The Best 4 Days In Sports
By: Andrew G
The previous two Masters tournaments were quiet as the patrons and spectators were kept away due to the pandemic, but this year that changed. Augusta National Golf Club’s gates have swung open once again for the wealthy masses to convene along the course. For all that has changed just about everywhere else, not so much has at Augusta. Of course, it hasn’t: This is tradition-bound Augusta, for better or for worse.
And so the Masters is, as ever, a sporting event with the (sometimes vanishing) sensibilities of a garden party, the rarefied attendance of an elite fraternity gathering and a golf spectacle equaled by few places.
Pairing sheets, free to anyone who perhaps paid thousands of dollars for a general admission pass, rustle. Ice cubes clink in plastic cups filled with bourbon, and sandwich wrappers crinkle. Balls catapult off driver heads, setting up shots and, in the meantime, anodyne commentaries to no one in particular. There are nervous laughs, urgent shouts and communal ducking and shoulder-clenching when a shot goes astray and lands on the crossway of an entirely different hole.
Best part of the masters for patrons? There are no cellphones, no remote doorbell chimes, no one squawking on a conference call that you, too, have wound up joining. But there is, at last, noise.
“They just live and die with your success or failure,” Tommy Aaron, the 1973 Masters winner, said of the spectators in 2020. And they and their exclamations are back. A cheer someplace prompts heads to snap around, the volume and direction suggesting what might have made one man’s day and ruined another’s. If you’re like me, the only chance you have at ever seeing the Masters is by sneaking in or camping out in the trees days before the tournament.

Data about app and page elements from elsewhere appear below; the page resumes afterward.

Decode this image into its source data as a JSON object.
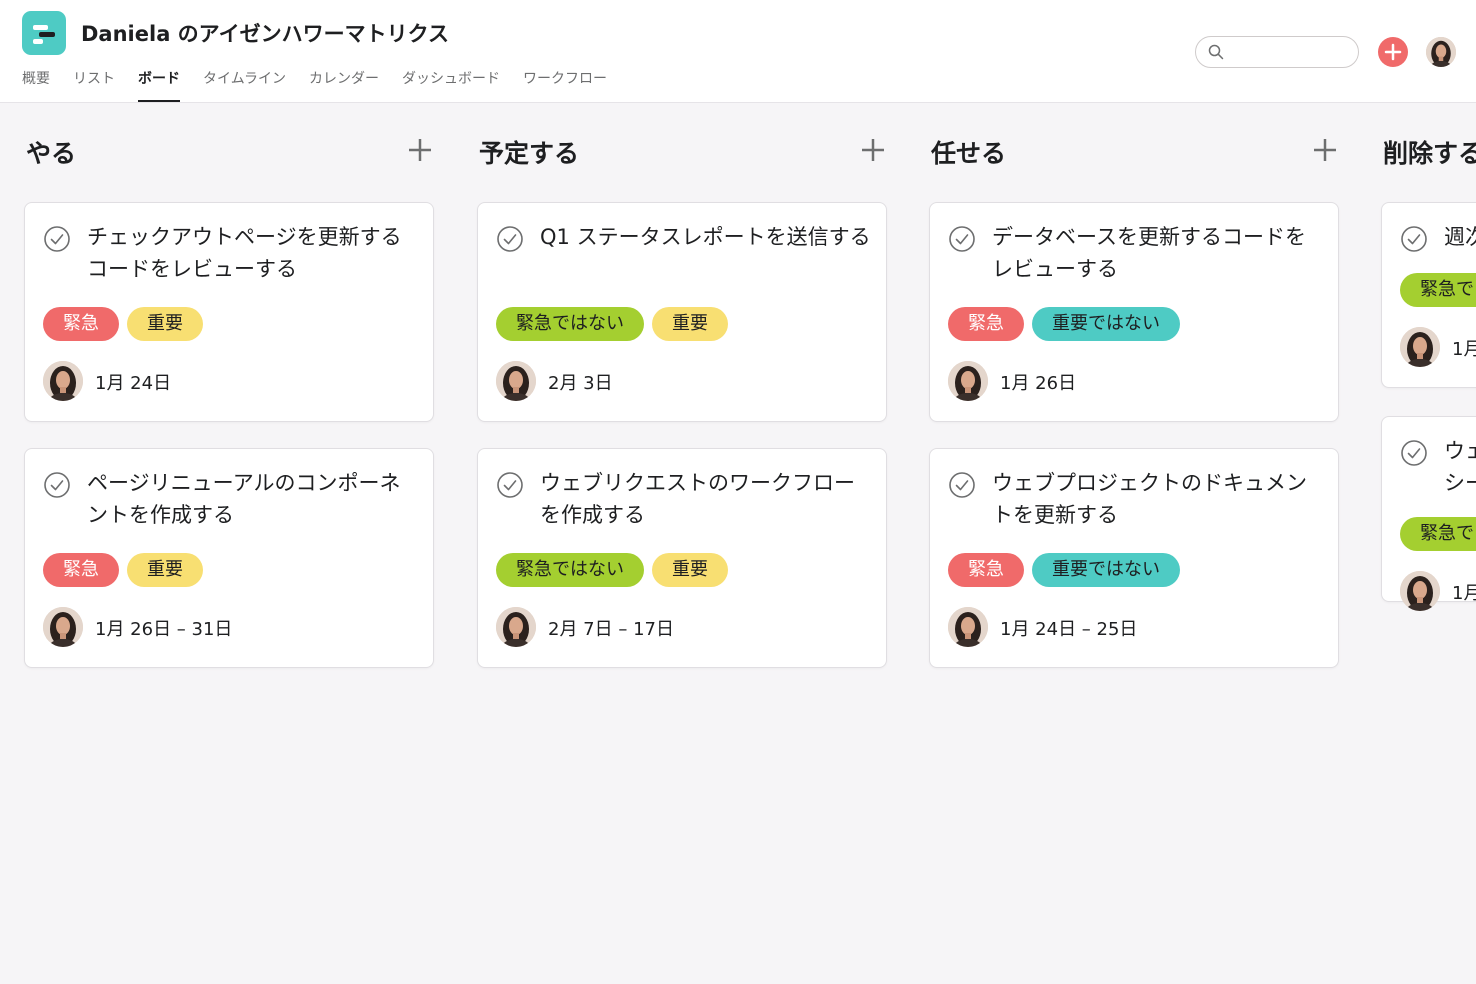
{
  "project": {
    "title": "Daniela のアイゼンハワーマトリクス"
  },
  "tabs": [
    {
      "label": "概要"
    },
    {
      "label": "リスト"
    },
    {
      "label": "ボード"
    },
    {
      "label": "タイムライン"
    },
    {
      "label": "カレンダー"
    },
    {
      "label": "ダッシュボード"
    },
    {
      "label": "ワークフロー"
    }
  ],
  "active_tab": "ボード",
  "search": {
    "placeholder": ""
  },
  "colors": {
    "accent": "#f06a6a",
    "urgent": "#f06a6a",
    "important": "#f8df72",
    "not_urgent": "#a4cf30",
    "not_important": "#4ecbc4"
  },
  "columns": [
    {
      "title": "やる",
      "cards": [
        {
          "title": "チェックアウトページを更新するコードをレビューする",
          "tags": [
            {
              "label": "緊急",
              "color": "red"
            },
            {
              "label": "重要",
              "color": "yellow"
            }
          ],
          "date": "1月 24日"
        },
        {
          "title": "ページリニューアルのコンポーネントを作成する",
          "tags": [
            {
              "label": "緊急",
              "color": "red"
            },
            {
              "label": "重要",
              "color": "yellow"
            }
          ],
          "date": "1月 26日 – 31日"
        }
      ]
    },
    {
      "title": "予定する",
      "cards": [
        {
          "title": "Q1 ステータスレポートを送信する",
          "tags": [
            {
              "label": "緊急ではない",
              "color": "green"
            },
            {
              "label": "重要",
              "color": "yellow"
            }
          ],
          "date": "2月 3日"
        },
        {
          "title": "ウェブリクエストのワークフローを作成する",
          "tags": [
            {
              "label": "緊急ではない",
              "color": "green"
            },
            {
              "label": "重要",
              "color": "yellow"
            }
          ],
          "date": "2月 7日 – 17日"
        }
      ]
    },
    {
      "title": "任せる",
      "cards": [
        {
          "title": "データベースを更新するコードをレビューする",
          "tags": [
            {
              "label": "緊急",
              "color": "red"
            },
            {
              "label": "重要ではない",
              "color": "teal"
            }
          ],
          "date": "1月 26日"
        },
        {
          "title": "ウェブプロジェクトのドキュメントを更新する",
          "tags": [
            {
              "label": "緊急",
              "color": "red"
            },
            {
              "label": "重要ではない",
              "color": "teal"
            }
          ],
          "date": "1月 24日 – 25日"
        }
      ]
    },
    {
      "title": "削除する",
      "cards": [
        {
          "title": "週次",
          "tags": [
            {
              "label": "緊急で",
              "color": "green"
            }
          ],
          "date": "1月"
        },
        {
          "title": "ウェ シー",
          "tags": [
            {
              "label": "緊急で",
              "color": "green"
            }
          ],
          "date": "1月"
        }
      ]
    }
  ]
}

Scottie Scheffler controlled the 2022 Masters since Friday. The dominance ended with him donning the green jacket on Sunday. The 25-year-old, currently ranked No. 1 in the world, shot a 1-under 71 in the final round to end the tournament at 10 under, three strokes ahead of second-place finisher Rory McIlroy. Scheffler was the only player in the field to break par in all four rounds.

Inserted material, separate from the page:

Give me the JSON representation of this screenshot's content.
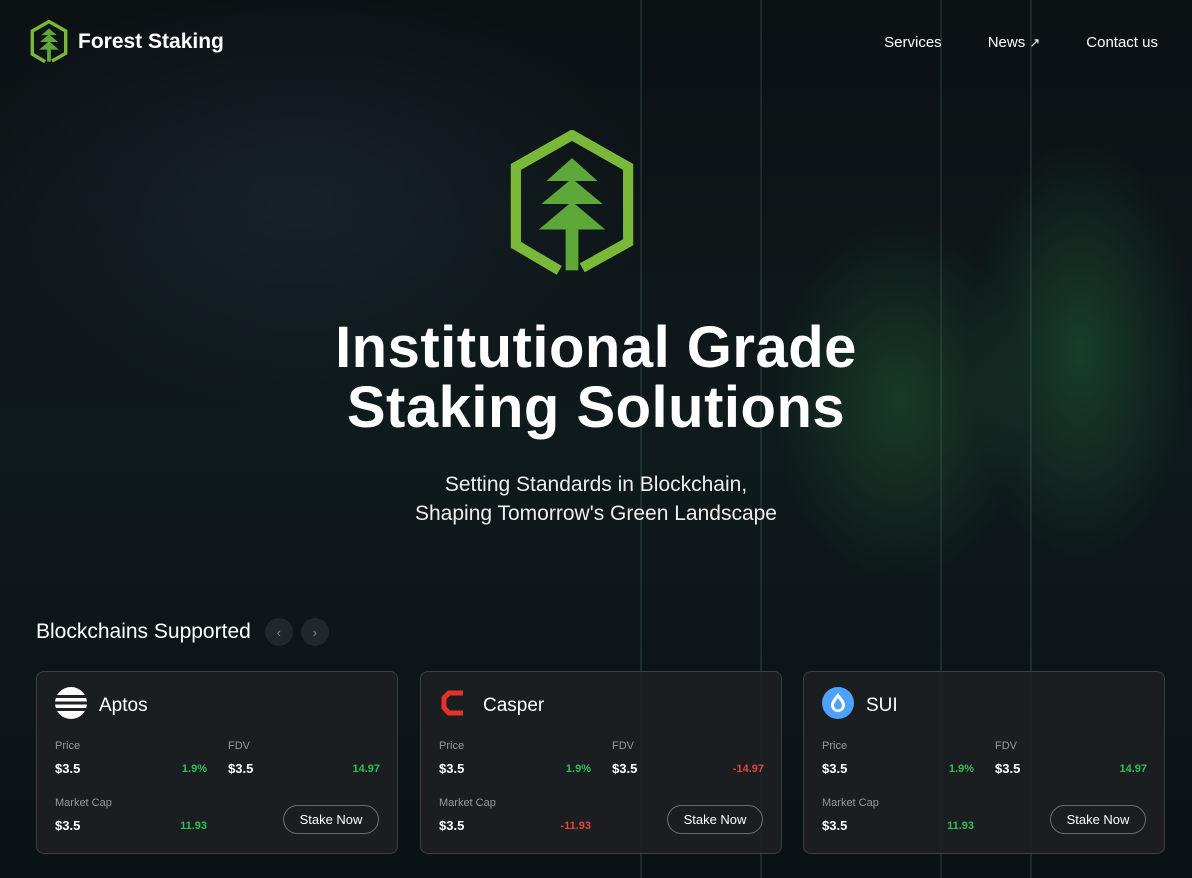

Scheffler carded a double bogey on No. 18 after he missed a pair of short-range putts. His lead provided plenty of room for error, though. McIlroy tied the Masters final round record with a 64, punctuated by a chip-in from the bunker on No. 18 for birdie. McIlroy’s Sunday charge wasn’t enough to overtake Scheffler, who won his first career major.